Tischman does an excellent job of creating characters who feel genuine, with deep flaws, a lack of forethought, and the traces of bitterness that comes with an overdeveloped sense of entitlement. What makes them especially endearing is the lack of self-awareness to any of these weaknesses. Despite all their imperfections, the cast also have redeeming qualities or sympathetic backgrounds which keep them not just likeable, but relatable. You probably haven’t been one of these guys, but you know one of them. Because they’re so realistic, the issues they have with each other and the legal trouble they get into doesn’t just feel natural, but inevitable.
Its the last facet of conflict – the owners of the suit – and related plot points which are the weakest part of the book. While probably a necessary element to provide some external struggles, the extra battle suits end up being a very sour loose end. By design or by a lack of sales, “Fraction” only ran for six issues, and it ends without reaching any kind of resolution in regards to the suit’s owner. This is unfortunate, because it’s a very big black mark on an otherwise well written book.
The covers are all relegated to the back instead of being inserted between issues, and this choice helps to highlight just how well the chapters fit together. Except for the chapter titles and the narration reminding you of the characters’ names, the breaks are invisible. Even a casual glance through the trade makes it clear – “Fraction” was always supposed to be read under one cover.
Green turns in solid artwork. His characters and settings are all visually distinct with enough detail to provide more information than the narrative alone. His style seems influenced at least in part by manga, as numerous backgrounds are filled with nothing but motion lines. He also experiments with using very angular lines for shadows and contours, sometimes to great effect and sometimes to great distraction. The action scenes are all full of life, and Green uses his backgrounds to full effect. When jet boots push off from the ground, the force throws toys and trash into the air, and it can be seen flying and falling for several panels.
However, a closer inspection of the art reveals many of the scenes get a much needed boost from their colors and sound effects.
Colorist Brian Haberlin combines gradients to Green’s motion lines that help to guide the eye and provide more direction to the movement. He also draws your attention to the action in the panel by highlighting certain parts with bright, full colors in a panel with an otherwise subdued and graded palettes. Haberlin also experiments with some interesting backdrops in panels where Green hasn’t provided much, if any direction. The effect helps to set the mood and keeps the pages from looking bland.Continued below
The six issues were covered by four letterers – Jared K. Fletcher, Rob Leigh, Phil Balsman, and Pat Brosseau. The credits don’t make it clear who did which parts of the book, but they were able to keep a consistent look throughout thanks to the direction of editors Joan Hilty and Harvey Richards. The word balloons were standard and mostly unremarkable, but their sound effects were handled with great skill. While the actual onomatopoeia is easy to skim without really noticing, its placement and contrasting color helps draw the eye to where the action is happening in the panel. In several instances, due to perspective, size, or a large amount of activity, they help bring clarity and focus to an otherwise crowded panel.

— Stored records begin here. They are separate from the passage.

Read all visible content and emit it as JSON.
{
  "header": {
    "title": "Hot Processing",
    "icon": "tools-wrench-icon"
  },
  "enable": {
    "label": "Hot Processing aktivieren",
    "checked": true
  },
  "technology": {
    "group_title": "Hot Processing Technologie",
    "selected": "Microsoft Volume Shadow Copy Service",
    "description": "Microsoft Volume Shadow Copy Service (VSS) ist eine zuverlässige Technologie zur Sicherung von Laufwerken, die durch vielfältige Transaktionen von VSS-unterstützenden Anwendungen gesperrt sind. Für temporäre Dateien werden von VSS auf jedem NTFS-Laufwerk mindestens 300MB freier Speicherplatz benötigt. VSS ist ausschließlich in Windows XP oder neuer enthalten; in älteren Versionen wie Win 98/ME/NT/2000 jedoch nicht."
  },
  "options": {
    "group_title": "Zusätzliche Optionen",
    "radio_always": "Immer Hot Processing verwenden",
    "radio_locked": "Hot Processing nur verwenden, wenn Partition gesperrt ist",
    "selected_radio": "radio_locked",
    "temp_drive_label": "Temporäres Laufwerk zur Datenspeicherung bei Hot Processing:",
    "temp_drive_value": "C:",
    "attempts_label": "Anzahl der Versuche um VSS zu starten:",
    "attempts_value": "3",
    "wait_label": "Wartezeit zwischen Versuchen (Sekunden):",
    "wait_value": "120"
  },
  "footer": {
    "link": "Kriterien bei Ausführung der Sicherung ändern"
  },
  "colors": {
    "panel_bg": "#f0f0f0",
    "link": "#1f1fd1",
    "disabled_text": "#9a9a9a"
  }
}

The collection is billed at eighteen dollars, which works out to the industry standard of three bucks per issue. Aside from a one page introduction from Tischman (which was quite possibly included in the first issue), there are no extras here to add any value to the trade.
When it comes time to evaluate “Fraction” and give it a numerical score, it’s a tough call. On the one hand, it was a fun read and very well crafted. On the other, it doesn’t feel finished and it’s hard to recommend an unfinished book. It’s been a long time since the series first debuted, and the odds of a followup are pretty long. At the same time, it did just get a second printing, so it’s not impossible. In the end, this review is about this one volume and not the potential of future developments, so it doesn’t quite hit the marker.
Final verdict: 6.5 – Browse